WORK ORDER »
Every line with the string "FAUX" should be copied from the data.

DATA SUPPLIED »

_ _ _ _ _ _ _

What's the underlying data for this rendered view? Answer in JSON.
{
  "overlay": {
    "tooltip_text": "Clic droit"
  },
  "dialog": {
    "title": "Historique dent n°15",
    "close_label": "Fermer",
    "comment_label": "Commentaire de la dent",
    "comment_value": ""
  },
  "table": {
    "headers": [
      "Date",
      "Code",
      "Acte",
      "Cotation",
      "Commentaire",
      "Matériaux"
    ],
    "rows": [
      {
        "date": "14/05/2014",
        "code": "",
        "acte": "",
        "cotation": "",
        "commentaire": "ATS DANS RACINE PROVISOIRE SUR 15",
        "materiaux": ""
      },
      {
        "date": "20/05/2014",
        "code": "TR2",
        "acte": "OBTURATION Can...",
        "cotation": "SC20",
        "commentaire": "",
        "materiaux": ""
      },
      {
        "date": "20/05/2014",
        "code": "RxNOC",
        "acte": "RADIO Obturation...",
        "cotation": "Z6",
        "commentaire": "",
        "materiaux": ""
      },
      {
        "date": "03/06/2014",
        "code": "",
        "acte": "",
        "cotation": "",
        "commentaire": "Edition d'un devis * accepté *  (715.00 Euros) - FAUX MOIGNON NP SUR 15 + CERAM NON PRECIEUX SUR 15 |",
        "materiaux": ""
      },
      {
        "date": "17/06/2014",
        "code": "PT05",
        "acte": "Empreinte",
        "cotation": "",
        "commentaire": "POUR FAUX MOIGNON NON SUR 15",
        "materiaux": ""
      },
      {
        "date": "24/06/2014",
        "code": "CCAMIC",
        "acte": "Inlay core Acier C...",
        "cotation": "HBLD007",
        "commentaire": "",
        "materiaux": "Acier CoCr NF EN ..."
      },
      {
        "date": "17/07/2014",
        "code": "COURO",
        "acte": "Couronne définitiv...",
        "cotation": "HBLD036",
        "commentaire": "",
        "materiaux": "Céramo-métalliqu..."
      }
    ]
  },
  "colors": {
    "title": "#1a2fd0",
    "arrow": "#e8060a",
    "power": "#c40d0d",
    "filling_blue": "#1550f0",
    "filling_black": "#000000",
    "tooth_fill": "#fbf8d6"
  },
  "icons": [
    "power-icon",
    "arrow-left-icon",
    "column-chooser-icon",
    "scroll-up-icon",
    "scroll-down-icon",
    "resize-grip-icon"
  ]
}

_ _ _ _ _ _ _

SOLVED EXERCISE »
        "commentaire": "Edition d'un devis * accepté *  (715.00 Euros) - FAUX MOIGNON NP SUR 15 + CERAM NON PRECIEUX SUR 15 |",
        "commentaire": "POUR FAUX MOIGNON NON SUR 15",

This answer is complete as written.